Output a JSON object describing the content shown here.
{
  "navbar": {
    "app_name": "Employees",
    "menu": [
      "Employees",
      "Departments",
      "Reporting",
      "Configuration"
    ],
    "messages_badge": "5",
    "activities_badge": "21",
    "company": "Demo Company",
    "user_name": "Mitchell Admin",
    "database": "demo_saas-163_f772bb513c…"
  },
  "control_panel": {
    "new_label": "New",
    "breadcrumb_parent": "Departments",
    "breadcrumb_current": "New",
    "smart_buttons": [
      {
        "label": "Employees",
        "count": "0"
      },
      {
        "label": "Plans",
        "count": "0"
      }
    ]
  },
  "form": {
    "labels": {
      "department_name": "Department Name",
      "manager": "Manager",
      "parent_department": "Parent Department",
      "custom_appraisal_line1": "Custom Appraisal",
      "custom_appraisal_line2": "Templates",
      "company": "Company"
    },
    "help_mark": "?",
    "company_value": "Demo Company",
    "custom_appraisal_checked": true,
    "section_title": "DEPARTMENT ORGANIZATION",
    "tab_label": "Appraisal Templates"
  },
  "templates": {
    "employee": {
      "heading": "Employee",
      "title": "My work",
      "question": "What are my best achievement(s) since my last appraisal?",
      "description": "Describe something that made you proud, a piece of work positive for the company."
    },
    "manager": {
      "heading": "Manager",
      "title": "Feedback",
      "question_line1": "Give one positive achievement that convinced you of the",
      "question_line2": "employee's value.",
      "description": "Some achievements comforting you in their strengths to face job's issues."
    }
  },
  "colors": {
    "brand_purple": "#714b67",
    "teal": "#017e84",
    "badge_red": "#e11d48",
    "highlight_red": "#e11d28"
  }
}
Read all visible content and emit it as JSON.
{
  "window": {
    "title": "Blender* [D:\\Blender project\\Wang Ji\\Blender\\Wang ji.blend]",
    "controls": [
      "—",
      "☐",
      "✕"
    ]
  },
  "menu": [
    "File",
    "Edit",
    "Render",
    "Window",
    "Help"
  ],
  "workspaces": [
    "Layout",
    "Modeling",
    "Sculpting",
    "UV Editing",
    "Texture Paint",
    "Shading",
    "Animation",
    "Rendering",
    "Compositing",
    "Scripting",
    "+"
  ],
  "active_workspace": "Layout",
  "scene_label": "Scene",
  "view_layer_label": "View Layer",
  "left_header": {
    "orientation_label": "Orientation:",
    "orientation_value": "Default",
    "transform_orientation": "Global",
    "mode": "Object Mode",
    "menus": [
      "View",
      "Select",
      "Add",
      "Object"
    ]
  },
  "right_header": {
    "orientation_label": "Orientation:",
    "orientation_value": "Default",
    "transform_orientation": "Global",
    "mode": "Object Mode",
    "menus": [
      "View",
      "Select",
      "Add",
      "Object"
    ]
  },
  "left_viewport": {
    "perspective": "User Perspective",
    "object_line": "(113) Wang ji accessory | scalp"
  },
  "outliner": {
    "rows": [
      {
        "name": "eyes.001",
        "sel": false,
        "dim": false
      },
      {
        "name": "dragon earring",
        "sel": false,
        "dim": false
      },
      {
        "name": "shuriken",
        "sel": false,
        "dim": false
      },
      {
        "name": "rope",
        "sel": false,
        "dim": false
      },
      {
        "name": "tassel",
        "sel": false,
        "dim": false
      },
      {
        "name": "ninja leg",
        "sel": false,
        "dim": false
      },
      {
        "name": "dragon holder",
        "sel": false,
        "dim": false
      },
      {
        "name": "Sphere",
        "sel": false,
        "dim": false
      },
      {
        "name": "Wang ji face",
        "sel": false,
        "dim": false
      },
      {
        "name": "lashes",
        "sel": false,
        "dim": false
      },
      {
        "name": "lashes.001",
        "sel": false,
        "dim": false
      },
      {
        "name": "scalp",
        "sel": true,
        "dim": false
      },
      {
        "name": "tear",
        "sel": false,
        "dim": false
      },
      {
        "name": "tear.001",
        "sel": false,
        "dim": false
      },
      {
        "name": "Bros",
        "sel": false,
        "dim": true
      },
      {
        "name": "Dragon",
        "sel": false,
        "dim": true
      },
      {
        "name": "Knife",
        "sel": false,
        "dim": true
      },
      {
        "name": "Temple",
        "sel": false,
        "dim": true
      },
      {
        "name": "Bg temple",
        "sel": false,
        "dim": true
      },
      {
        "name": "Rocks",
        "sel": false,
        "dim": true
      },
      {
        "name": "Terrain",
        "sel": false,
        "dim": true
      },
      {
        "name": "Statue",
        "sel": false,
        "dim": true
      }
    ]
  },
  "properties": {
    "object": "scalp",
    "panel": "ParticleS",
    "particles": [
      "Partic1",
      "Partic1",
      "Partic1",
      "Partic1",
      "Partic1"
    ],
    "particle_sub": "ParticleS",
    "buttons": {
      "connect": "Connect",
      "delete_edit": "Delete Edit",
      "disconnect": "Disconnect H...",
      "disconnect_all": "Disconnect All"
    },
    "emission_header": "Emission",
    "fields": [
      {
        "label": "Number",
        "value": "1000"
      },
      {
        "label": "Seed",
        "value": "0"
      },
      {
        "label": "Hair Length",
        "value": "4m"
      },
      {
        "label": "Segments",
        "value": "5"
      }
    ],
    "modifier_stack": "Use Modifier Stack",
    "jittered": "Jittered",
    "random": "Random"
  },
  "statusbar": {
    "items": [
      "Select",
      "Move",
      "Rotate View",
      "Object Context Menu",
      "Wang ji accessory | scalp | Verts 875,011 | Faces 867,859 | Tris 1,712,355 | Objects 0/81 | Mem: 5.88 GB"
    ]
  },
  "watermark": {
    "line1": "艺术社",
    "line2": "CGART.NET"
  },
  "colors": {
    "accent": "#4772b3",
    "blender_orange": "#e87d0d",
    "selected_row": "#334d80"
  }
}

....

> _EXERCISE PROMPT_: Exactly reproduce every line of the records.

> _RESULT_:
Output a JSON object describing the content shown here.
{
  "navbar": {
    "app_name": "Employees",
    "menu": [
      "Employees",
      "Departments",
      "Reporting",
      "Configuration"
    ],
    "messages_badge": "5",
    "activities_badge": "21",
    "company": "Demo Company",
    "user_name": "Mitchell Admin",
    "database": "demo_saas-163_f772bb513c…"
  },
  "control_panel": {
    "new_label": "New",
    "breadcrumb_parent": "Departments",
    "breadcrumb_current": "New",
    "smart_buttons": [
      {
        "label": "Employees",
        "count": "0"
      },
      {
        "label": "Plans",
        "count": "0"
      }
    ]
  },
  "form": {
    "labels": {
      "department_name": "Department Name",
      "manager": "Manager",
      "parent_department": "Parent Department",
      "custom_appraisal_line1": "Custom Appraisal",
      "custom_appraisal_line2": "Templates",
      "company": "Company"
    },
    "help_mark": "?",
    "company_value": "Demo Company",
    "custom_appraisal_checked": true,
    "section_title": "DEPARTMENT ORGANIZATION",
    "tab_label": "Appraisal Templates"
  },
  "templates": {
    "employee": {
      "heading": "Employee",
      "title": "My work",
      "question": "What are my best achievement(s) since my last appraisal?",
      "description": "Describe something that made you proud, a piece of work positive for the company."
    },
    "manager": {
      "heading": "Manager",
      "title": "Feedback",
      "question_line1": "Give one positive achievement that convinced you of the",
      "question_line2": "employee's value.",
      "description": "Some achievements comforting you in their strengths to face job's issues."
    }
  },
  "colors": {
    "brand_purple": "#714b67",
    "teal": "#017e84",
    "badge_red": "#e11d48",
    "highlight_red": "#e11d28"
  }
}
Read all visible content and emit it as JSON.
{
  "window": {
    "title": "Blender* [D:\\Blender project\\Wang Ji\\Blender\\Wang ji.blend]",
    "controls": [
      "—",
      "☐",
      "✕"
    ]
  },
  "menu": [
    "File",
    "Edit",
    "Render",
    "Window",
    "Help"
  ],
  "workspaces": [
    "Layout",
    "Modeling",
    "Sculpting",
    "UV Editing",
    "Texture Paint",
    "Shading",
    "Animation",
    "Rendering",
    "Compositing",
    "Scripting",
    "+"
  ],
  "active_workspace": "Layout",
  "scene_label": "Scene",
  "view_layer_label": "View Layer",
  "left_header": {
    "orientation_label": "Orientation:",
    "orientation_value": "Default",
    "transform_orientation": "Global",
    "mode": "Object Mode",
    "menus": [
      "View",
      "Select",
      "Add",
      "Object"
    ]
  },
  "right_header": {
    "orientation_label": "Orientation:",
    "orientation_value": "Default",
    "transform_orientation": "Global",
    "mode": "Object Mode",
    "menus": [
      "View",
      "Select",
      "Add",
      "Object"
    ]
  },
  "left_viewport": {
    "perspective": "User Perspective",
    "object_line": "(113) Wang ji accessory | scalp"
  },
  "outliner": {
    "rows": [
      {
        "name": "eyes.001",
        "sel": false,
        "dim": false
      },
      {
        "name": "dragon earring",
        "sel": false,
        "dim": false
      },
      {
        "name": "shuriken",
        "sel": false,
        "dim": false
      },
      {
        "name": "rope",
        "sel": false,
        "dim": false
      },
      {
        "name": "tassel",
        "sel": false,
        "dim": false
      },
      {
        "name": "ninja leg",
        "sel": false,
        "dim": false
      },
      {
        "name": "dragon holder",
        "sel": false,
        "dim": false
      },
      {
        "name": "Sphere",
        "sel": false,
        "dim": false
      },
      {
        "name": "Wang ji face",
        "sel": false,
        "dim": false
      },
      {
        "name": "lashes",
        "sel": false,
        "dim": false
      },
      {
        "name": "lashes.001",
        "sel": false,
        "dim": false
      },
      {
        "name": "scalp",
        "sel": true,
        "dim": false
      },
      {
        "name": "tear",
        "sel": false,
        "dim": false
      },
      {
        "name": "tear.001",
        "sel": false,
        "dim": false
      },
      {
        "name": "Bros",
        "sel": false,
        "dim": true
      },
      {
        "name": "Dragon",
        "sel": false,
        "dim": true
      },
      {
        "name": "Knife",
        "sel": false,
        "dim": true
      },
      {
        "name": "Temple",
        "sel": false,
        "dim": true
      },
      {
        "name": "Bg temple",
        "sel": false,
        "dim": true
      },
      {
        "name": "Rocks",
        "sel": false,
        "dim": true
      },
      {
        "name": "Terrain",
        "sel": false,
        "dim": true
      },
      {
        "name": "Statue",
        "sel": false,
        "dim": true
      }
    ]
  },
  "properties": {
    "object": "scalp",
    "panel": "ParticleS",
    "particles": [
      "Partic1",
      "Partic1",
      "Partic1",
      "Partic1",
      "Partic1"
    ],
    "particle_sub": "ParticleS",
    "buttons": {
      "connect": "Connect",
      "delete_edit": "Delete Edit",
      "disconnect": "Disconnect H...",
      "disconnect_all": "Disconnect All"
    },
    "emission_header": "Emission",
    "fields": [
      {
        "label": "Number",
        "value": "1000"
      },
      {
        "label": "Seed",
        "value": "0"
      },
      {
        "label": "Hair Length",
        "value": "4m"
      },
      {
        "label": "Segments",
        "value": "5"
      }
    ],
    "modifier_stack": "Use Modifier Stack",
    "jittered": "Jittered",
    "random": "Random"
  },
  "statusbar": {
    "items": [
      "Select",
      "Move",
      "Rotate View",
      "Object Context Menu",
      "Wang ji accessory | scalp | Verts 875,011 | Faces 867,859 | Tris 1,712,355 | Objects 0/81 | Mem: 5.88 GB"
    ]
  },
  "watermark": {
    "line1": "艺术社",
    "line2": "CGART.NET"
  },
  "colors": {
    "accent": "#4772b3",
    "blender_orange": "#e87d0d",
    "selected_row": "#334d80"
  }
}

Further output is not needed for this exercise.